This came about following Winston getting hit by a takedown notice for a track posted on the Zen; the outcome of the meeting is probably best filed under "a good start at opening the lines of communications" - or, as Toad puts it:
. It was interesting, certainly, and if it’s the start of blogs no longer being treated as the enemy, that would be nice. Both sides have to be very wary of lazy thinking though, and not assume that it will be straightforward simply because we are all such nice folks and had a nice night out. I’m looking forward to seeing how it develops though.
Nothing soothes a battle like being able to put faces to the 'other side':
The people we spoke to were really nice, and I think it’s really important that the online community engage with them, prove them right, and show the powers that be at Sony that bloggers are legit, and that most of us want to be a positive influence, not a negative one.
Toad is sharp on the risks of close engagement with the labels, though - that music blogs will, essentially, become part of the mainstream:
If blogs are treated as ‘proper music press’ then that pretty much involves being pulled into the same machine as everything else. We would become part of industry, part of the same juggernaut which a lot of us are fighting, and suckling from the same bloated expense accounts which make these massive labels as unwieldy as they are. We become, in essense, part of the problem. I don’t want to be sulky or snobby about all this, and I genuinely do want to engage with them, but it still makes me a little twitchy.
Which does open a massive philosophical debate: if you really believe that the four-label system is bad for music, do you wind up shoring it up by becoming part of their release-and-promotion procedures? Or is it better to engage and try and effect change to the existing system?
There's also a scoop, too:
In future they are pulling back from simply setting the IFPI hounds of hell loose, brandishing swords crafted from DMCA steel, and they are going to get a list of infringements and examine it themselves. This has changed since the Glasvegas business, and is a very very good thing as far as I am concerned.

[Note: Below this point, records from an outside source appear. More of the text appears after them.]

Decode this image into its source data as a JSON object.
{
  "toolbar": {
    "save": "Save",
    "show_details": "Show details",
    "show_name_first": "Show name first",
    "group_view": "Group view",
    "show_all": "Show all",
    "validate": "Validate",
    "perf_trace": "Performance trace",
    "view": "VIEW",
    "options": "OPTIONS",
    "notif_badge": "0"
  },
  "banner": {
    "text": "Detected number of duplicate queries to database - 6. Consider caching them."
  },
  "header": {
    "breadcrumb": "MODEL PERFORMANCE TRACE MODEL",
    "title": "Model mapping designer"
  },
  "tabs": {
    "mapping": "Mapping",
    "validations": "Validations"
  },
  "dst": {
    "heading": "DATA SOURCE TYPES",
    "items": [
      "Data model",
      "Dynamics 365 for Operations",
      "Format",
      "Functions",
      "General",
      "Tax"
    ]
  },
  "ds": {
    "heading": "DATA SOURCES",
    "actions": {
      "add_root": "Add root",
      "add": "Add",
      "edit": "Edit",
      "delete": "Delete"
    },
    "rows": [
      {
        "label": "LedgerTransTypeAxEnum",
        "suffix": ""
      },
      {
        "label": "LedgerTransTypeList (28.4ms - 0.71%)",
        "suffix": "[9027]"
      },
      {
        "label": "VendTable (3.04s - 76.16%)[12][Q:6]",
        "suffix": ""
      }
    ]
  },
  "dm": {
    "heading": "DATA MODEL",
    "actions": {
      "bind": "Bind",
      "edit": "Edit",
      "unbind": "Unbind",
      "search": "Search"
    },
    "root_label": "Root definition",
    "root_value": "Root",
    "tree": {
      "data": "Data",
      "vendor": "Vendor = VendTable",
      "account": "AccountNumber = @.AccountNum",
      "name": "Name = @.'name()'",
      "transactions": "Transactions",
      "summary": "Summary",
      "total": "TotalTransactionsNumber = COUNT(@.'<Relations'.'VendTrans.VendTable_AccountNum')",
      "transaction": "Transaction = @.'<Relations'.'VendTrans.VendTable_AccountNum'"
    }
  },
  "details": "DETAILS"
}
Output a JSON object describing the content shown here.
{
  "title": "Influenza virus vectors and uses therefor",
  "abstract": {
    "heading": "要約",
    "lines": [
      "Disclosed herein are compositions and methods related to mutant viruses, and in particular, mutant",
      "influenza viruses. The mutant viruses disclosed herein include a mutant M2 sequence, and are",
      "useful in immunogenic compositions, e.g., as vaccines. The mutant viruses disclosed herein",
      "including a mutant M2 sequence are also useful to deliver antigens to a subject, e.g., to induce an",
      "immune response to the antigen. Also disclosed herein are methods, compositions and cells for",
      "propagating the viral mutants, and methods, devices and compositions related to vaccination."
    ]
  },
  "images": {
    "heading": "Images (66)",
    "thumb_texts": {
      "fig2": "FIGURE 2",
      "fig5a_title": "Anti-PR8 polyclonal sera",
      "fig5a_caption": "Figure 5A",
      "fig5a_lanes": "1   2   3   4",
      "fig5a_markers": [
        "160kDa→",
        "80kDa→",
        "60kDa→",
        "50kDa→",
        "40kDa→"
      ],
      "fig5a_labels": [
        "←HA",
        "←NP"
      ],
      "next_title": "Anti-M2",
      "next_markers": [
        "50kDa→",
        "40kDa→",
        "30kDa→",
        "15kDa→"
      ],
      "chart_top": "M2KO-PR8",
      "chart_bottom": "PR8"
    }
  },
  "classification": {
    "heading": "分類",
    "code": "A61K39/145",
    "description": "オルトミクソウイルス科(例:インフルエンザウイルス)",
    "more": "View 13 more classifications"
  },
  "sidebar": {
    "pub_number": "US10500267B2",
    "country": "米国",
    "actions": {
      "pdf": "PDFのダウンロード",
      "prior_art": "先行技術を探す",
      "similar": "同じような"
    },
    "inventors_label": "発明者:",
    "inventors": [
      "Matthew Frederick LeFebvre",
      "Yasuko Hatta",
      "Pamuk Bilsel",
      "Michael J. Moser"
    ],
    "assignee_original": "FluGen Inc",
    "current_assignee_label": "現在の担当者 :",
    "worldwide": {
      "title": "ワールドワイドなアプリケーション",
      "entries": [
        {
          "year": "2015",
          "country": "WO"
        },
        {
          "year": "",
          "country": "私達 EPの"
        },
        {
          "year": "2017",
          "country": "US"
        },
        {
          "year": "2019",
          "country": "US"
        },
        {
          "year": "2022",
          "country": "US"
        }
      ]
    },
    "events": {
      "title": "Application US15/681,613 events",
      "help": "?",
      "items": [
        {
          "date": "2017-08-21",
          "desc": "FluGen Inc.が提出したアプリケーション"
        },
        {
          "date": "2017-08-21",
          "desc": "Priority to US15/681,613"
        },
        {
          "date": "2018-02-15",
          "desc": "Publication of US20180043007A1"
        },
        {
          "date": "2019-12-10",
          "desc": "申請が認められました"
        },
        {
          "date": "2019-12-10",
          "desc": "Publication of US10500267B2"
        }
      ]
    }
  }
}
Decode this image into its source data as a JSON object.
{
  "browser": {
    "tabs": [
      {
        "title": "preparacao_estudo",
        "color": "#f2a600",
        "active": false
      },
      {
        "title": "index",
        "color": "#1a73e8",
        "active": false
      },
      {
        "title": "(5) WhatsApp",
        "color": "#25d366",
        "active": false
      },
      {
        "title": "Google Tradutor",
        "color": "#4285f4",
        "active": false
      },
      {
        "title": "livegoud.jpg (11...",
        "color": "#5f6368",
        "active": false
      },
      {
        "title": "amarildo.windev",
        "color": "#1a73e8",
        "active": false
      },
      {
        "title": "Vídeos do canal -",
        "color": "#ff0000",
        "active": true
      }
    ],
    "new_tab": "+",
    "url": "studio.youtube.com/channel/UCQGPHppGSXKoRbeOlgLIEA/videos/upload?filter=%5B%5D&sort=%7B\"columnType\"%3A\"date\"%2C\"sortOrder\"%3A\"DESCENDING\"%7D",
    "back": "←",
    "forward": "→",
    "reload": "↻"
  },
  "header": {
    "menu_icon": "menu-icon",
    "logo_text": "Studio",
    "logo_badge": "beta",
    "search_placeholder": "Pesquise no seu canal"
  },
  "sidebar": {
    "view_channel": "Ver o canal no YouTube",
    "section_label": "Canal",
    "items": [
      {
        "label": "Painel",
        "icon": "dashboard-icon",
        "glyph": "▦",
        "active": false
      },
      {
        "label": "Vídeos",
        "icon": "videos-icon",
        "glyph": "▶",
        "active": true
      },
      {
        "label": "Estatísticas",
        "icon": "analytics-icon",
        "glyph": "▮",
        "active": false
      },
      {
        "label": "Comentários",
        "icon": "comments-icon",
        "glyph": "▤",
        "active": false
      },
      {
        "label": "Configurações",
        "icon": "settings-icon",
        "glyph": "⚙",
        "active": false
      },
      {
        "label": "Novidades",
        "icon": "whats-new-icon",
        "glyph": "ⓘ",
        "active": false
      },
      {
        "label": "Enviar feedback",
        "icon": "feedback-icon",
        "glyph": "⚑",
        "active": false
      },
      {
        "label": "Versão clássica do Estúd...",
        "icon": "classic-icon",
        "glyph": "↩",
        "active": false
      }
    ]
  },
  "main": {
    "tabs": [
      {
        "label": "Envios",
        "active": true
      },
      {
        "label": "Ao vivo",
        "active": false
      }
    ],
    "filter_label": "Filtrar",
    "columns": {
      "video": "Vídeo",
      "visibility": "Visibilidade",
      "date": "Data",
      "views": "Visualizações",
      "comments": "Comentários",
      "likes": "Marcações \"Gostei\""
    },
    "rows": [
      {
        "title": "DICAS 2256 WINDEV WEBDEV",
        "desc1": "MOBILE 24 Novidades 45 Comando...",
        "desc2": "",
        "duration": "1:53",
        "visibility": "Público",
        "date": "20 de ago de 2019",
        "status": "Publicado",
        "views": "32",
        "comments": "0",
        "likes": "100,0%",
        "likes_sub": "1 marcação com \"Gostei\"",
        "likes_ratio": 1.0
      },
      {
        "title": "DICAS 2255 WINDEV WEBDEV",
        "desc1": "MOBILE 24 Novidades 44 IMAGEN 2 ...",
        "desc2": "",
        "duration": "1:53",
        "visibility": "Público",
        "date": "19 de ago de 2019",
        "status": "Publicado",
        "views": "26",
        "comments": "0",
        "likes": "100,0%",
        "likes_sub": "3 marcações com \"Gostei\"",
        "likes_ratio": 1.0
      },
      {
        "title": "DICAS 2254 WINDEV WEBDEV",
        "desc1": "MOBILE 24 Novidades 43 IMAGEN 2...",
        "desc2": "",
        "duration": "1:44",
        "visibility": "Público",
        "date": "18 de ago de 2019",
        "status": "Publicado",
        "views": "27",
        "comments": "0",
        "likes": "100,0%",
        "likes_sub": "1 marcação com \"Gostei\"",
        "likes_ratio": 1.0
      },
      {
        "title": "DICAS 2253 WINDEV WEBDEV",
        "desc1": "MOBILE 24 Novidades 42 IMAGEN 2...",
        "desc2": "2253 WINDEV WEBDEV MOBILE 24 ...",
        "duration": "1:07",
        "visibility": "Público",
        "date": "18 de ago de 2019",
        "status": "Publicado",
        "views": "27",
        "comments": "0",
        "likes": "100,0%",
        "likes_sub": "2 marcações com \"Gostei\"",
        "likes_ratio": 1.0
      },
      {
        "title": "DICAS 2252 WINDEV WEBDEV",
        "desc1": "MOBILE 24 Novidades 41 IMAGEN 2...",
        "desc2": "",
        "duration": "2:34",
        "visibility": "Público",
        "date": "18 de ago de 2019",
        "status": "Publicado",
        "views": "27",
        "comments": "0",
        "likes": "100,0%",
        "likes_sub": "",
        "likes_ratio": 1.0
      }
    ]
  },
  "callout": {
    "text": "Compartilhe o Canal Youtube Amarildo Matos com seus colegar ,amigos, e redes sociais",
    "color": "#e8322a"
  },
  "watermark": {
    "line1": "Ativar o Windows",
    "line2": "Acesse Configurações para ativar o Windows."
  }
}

That's good news as it suggests a less blunt approach, and it's also interesting news as suggests that the labels are already weaning themselves off the IFPI and preparing to live with one less RIAA variant draining their coffers to no good effect.
[Big thanks to @Imrania for the tip]